- [ASSIGNMENT]
Return the whole listing, keeping every character the same.

+ + +

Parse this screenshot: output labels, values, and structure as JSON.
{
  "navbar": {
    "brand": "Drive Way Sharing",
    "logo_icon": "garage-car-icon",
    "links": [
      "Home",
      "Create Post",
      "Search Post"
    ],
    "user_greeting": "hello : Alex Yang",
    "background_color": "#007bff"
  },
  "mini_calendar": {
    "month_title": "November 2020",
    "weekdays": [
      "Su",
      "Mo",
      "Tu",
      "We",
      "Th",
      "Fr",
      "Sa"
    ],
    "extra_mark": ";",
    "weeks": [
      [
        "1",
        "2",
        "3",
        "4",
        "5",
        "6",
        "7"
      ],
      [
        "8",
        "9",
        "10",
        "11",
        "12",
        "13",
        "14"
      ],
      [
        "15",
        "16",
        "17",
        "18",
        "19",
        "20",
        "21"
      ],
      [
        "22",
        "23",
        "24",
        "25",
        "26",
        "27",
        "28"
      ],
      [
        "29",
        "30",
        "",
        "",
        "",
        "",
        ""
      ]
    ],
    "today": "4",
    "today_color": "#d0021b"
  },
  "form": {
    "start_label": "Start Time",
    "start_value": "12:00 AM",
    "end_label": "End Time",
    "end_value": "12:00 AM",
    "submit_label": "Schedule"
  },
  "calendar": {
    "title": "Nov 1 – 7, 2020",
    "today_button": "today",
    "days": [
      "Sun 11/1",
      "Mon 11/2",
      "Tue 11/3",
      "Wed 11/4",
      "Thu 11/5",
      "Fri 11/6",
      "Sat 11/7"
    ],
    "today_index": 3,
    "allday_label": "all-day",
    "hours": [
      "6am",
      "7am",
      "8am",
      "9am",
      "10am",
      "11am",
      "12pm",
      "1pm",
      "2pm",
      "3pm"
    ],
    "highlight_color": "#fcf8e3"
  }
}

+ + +

- [RESULT]
Parse this screenshot: output labels, values, and structure as JSON.
{
  "navbar": {
    "brand": "Drive Way Sharing",
    "logo_icon": "garage-car-icon",
    "links": [
      "Home",
      "Create Post",
      "Search Post"
    ],
    "user_greeting": "hello : Alex Yang",
    "background_color": "#007bff"
  },
  "mini_calendar": {
    "month_title": "November 2020",
    "weekdays": [
      "Su",
      "Mo",
      "Tu",
      "We",
      "Th",
      "Fr",
      "Sa"
    ],
    "extra_mark": ";",
    "weeks": [
      [
        "1",
        "2",
        "3",
        "4",
        "5",
        "6",
        "7"
      ],
      [
        "8",
        "9",
        "10",
        "11",
        "12",
        "13",
        "14"
      ],
      [
        "15",
        "16",
        "17",
        "18",
        "19",
        "20",
        "21"
      ],
      [
        "22",
        "23",
        "24",
        "25",
        "26",
        "27",
        "28"
      ],
      [
        "29",
        "30",
        "",
        "",
        "",
        "",
        ""
      ]
    ],
    "today": "4",
    "today_color": "#d0021b"
  },
  "form": {
    "start_label": "Start Time",
    "start_value": "12:00 AM",
    "end_label": "End Time",
    "end_value": "12:00 AM",
    "submit_label": "Schedule"
  },
  "calendar": {
    "title": "Nov 1 – 7, 2020",
    "today_button": "today",
    "days": [
      "Sun 11/1",
      "Mon 11/2",
      "Tue 11/3",
      "Wed 11/4",
      "Thu 11/5",
      "Fri 11/6",
      "Sat 11/7"
    ],
    "today_index": 3,
    "allday_label": "all-day",
    "hours": [
      "6am",
      "7am",
      "8am",
      "9am",
      "10am",
      "11am",
      "12pm",
      "1pm",
      "2pm",
      "3pm"
    ],
    "highlight_color": "#fcf8e3"
  }
}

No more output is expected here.